=== Begin Enclosure ===
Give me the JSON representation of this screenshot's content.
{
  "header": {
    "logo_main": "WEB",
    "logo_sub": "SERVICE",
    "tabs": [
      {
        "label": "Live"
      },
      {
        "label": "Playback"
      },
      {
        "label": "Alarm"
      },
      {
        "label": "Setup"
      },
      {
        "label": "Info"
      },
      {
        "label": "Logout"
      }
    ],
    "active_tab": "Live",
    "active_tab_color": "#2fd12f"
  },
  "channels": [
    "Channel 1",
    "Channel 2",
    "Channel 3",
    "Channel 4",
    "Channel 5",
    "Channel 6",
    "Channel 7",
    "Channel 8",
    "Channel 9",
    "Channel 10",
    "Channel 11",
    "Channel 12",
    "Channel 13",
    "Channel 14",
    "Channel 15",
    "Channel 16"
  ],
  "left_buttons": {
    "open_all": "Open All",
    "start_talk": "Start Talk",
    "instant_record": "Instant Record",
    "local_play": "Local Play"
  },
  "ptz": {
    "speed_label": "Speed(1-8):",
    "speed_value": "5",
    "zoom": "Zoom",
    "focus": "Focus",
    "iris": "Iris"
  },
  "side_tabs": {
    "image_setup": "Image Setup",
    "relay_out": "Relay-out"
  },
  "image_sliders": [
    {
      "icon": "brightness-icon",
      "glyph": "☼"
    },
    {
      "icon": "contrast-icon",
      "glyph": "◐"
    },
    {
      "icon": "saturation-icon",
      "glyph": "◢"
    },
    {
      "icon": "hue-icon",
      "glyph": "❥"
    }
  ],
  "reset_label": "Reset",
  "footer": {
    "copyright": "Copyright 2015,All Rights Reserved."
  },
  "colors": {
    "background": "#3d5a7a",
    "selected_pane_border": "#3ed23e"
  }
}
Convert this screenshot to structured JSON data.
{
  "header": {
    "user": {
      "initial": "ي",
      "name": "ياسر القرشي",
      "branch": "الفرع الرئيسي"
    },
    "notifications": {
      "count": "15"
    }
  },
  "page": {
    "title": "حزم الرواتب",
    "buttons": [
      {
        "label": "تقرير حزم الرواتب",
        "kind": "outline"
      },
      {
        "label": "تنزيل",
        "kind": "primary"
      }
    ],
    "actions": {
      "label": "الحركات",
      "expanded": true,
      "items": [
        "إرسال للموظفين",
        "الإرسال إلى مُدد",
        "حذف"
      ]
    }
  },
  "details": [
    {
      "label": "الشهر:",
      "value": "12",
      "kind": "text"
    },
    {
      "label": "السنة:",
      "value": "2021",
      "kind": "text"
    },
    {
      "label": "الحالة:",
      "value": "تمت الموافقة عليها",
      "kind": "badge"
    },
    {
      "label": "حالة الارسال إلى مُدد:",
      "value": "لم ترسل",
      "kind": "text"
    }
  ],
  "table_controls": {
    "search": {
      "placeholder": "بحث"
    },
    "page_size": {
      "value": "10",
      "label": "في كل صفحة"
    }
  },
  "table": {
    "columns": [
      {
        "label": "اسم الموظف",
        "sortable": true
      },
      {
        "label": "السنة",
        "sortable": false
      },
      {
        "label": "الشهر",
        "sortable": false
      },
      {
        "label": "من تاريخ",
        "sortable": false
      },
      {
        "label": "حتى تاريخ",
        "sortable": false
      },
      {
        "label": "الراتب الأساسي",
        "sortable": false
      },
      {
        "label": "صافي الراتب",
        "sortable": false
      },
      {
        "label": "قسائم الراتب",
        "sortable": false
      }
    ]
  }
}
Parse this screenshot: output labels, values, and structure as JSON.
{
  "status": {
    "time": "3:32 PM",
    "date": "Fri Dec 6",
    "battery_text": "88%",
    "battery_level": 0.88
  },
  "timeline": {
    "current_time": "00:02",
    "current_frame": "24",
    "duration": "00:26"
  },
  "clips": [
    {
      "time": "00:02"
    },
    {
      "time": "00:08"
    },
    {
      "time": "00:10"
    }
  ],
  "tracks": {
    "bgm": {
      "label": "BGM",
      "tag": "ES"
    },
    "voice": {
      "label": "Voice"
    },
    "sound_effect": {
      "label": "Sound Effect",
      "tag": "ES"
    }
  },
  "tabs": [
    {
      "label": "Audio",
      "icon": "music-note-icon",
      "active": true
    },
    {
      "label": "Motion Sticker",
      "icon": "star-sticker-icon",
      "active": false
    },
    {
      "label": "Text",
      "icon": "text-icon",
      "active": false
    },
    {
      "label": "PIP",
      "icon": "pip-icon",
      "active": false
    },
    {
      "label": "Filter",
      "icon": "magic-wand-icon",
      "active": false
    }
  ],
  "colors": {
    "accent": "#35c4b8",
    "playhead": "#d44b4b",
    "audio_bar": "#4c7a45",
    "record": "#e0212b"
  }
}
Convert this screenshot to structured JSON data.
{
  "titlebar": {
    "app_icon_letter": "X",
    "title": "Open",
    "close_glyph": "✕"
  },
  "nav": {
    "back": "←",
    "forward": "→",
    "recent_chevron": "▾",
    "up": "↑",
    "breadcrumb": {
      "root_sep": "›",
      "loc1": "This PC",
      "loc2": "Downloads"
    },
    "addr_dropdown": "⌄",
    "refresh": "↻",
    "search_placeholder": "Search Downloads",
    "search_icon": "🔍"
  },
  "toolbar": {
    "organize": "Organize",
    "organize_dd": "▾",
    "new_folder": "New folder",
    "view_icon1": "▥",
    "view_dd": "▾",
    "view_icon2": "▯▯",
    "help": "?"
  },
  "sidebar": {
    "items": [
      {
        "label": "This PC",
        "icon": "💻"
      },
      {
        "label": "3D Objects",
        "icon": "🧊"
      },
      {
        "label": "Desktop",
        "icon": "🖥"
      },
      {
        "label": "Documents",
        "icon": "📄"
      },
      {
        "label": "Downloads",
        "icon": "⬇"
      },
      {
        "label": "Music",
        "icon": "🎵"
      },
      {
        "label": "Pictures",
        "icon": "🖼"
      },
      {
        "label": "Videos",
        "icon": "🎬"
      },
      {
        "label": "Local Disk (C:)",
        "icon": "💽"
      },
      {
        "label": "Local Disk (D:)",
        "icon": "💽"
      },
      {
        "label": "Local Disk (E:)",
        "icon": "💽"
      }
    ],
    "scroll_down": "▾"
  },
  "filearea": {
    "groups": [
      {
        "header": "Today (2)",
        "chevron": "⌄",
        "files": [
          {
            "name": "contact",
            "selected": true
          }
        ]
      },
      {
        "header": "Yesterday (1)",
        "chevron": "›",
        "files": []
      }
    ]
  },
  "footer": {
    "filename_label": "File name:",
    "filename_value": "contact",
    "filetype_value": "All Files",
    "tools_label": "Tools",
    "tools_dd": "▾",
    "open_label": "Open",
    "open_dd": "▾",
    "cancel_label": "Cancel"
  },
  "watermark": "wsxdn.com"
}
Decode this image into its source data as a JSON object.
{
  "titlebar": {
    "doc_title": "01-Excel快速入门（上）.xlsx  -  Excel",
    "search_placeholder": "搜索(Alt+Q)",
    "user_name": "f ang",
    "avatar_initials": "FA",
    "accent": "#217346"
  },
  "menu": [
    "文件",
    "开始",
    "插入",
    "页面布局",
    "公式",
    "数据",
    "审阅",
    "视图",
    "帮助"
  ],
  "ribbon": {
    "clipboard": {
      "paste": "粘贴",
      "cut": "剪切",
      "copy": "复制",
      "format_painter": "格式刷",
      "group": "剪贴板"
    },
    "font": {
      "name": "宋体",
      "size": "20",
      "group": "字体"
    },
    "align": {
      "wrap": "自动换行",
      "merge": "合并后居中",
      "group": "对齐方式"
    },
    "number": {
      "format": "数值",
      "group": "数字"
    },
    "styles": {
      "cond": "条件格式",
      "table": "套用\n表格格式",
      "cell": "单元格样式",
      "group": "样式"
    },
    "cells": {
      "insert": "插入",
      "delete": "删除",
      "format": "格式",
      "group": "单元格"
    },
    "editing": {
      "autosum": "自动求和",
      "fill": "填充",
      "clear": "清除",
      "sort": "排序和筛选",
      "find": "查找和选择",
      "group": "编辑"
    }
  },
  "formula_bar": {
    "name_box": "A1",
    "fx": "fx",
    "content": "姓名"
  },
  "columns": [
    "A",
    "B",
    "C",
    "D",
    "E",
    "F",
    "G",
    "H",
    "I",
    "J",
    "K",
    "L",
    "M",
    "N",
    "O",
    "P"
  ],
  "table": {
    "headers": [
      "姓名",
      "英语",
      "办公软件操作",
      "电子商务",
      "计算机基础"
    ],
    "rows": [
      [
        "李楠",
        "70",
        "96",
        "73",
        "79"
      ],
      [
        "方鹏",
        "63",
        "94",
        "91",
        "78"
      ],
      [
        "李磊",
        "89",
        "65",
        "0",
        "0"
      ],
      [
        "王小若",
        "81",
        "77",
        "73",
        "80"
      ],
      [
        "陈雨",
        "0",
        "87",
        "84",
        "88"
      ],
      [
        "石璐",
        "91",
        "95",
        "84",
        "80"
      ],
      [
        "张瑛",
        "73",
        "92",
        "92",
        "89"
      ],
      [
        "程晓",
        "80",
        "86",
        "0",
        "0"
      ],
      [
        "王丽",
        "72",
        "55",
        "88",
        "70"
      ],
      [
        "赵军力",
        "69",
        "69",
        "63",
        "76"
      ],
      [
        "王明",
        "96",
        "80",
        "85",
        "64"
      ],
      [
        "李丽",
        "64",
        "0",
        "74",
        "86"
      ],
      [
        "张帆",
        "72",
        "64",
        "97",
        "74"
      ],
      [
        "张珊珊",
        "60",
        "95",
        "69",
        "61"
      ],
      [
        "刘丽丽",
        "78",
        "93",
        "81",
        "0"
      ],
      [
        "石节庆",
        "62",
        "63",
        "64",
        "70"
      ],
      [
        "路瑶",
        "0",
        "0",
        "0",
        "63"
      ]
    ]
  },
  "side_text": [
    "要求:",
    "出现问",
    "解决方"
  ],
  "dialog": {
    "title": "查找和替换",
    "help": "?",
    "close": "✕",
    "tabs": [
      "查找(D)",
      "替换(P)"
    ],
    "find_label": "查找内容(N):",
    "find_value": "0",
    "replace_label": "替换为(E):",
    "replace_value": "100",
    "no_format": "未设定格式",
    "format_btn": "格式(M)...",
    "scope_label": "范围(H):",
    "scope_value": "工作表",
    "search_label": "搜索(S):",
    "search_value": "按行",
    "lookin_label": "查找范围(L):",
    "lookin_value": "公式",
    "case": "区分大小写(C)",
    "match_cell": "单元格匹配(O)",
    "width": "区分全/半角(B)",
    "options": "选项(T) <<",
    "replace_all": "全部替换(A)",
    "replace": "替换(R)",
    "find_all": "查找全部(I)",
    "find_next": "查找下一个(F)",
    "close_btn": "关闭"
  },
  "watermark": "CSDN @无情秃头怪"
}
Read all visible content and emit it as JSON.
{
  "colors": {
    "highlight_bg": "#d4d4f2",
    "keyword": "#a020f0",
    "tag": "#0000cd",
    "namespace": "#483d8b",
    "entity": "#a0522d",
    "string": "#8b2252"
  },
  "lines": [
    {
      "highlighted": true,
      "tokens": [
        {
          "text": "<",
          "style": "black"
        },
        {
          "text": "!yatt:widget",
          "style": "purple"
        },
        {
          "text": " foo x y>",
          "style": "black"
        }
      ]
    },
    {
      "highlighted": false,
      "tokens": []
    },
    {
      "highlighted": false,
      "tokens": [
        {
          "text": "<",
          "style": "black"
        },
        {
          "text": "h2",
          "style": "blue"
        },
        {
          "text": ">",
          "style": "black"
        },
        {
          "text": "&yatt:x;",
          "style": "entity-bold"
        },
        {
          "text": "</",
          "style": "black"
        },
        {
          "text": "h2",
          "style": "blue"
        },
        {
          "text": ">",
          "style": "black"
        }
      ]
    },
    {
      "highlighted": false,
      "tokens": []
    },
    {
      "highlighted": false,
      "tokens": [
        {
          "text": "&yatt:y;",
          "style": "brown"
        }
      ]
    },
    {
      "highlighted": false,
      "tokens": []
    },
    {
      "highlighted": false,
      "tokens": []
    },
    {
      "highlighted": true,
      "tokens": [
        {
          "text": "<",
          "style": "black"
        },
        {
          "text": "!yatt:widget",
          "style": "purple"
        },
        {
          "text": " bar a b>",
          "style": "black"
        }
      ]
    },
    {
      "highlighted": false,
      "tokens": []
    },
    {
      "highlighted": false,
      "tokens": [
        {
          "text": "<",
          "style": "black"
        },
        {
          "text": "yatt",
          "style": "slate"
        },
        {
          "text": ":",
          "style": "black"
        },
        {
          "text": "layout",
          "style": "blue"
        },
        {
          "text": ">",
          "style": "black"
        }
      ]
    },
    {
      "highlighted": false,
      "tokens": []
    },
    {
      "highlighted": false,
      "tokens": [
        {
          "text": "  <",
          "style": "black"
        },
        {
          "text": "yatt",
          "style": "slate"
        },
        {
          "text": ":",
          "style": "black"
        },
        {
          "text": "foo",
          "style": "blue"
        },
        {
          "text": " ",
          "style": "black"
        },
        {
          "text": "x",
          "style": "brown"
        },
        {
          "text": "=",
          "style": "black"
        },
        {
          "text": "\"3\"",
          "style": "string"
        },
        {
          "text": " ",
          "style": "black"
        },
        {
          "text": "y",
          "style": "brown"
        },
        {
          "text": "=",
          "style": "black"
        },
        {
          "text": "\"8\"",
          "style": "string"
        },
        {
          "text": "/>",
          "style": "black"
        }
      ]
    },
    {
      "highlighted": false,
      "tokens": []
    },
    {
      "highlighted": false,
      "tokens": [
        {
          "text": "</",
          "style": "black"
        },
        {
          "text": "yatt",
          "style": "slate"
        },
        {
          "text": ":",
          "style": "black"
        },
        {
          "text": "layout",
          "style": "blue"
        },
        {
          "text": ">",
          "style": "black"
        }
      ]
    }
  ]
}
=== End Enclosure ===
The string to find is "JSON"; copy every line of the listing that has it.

Finished task:
Give me the JSON representation of this screenshot's content.
Convert this screenshot to structured JSON data.
Parse this screenshot: output labels, values, and structure as JSON.
Convert this screenshot to structured JSON data.
Decode this image into its source data as a JSON object.
Read all visible content and emit it as JSON.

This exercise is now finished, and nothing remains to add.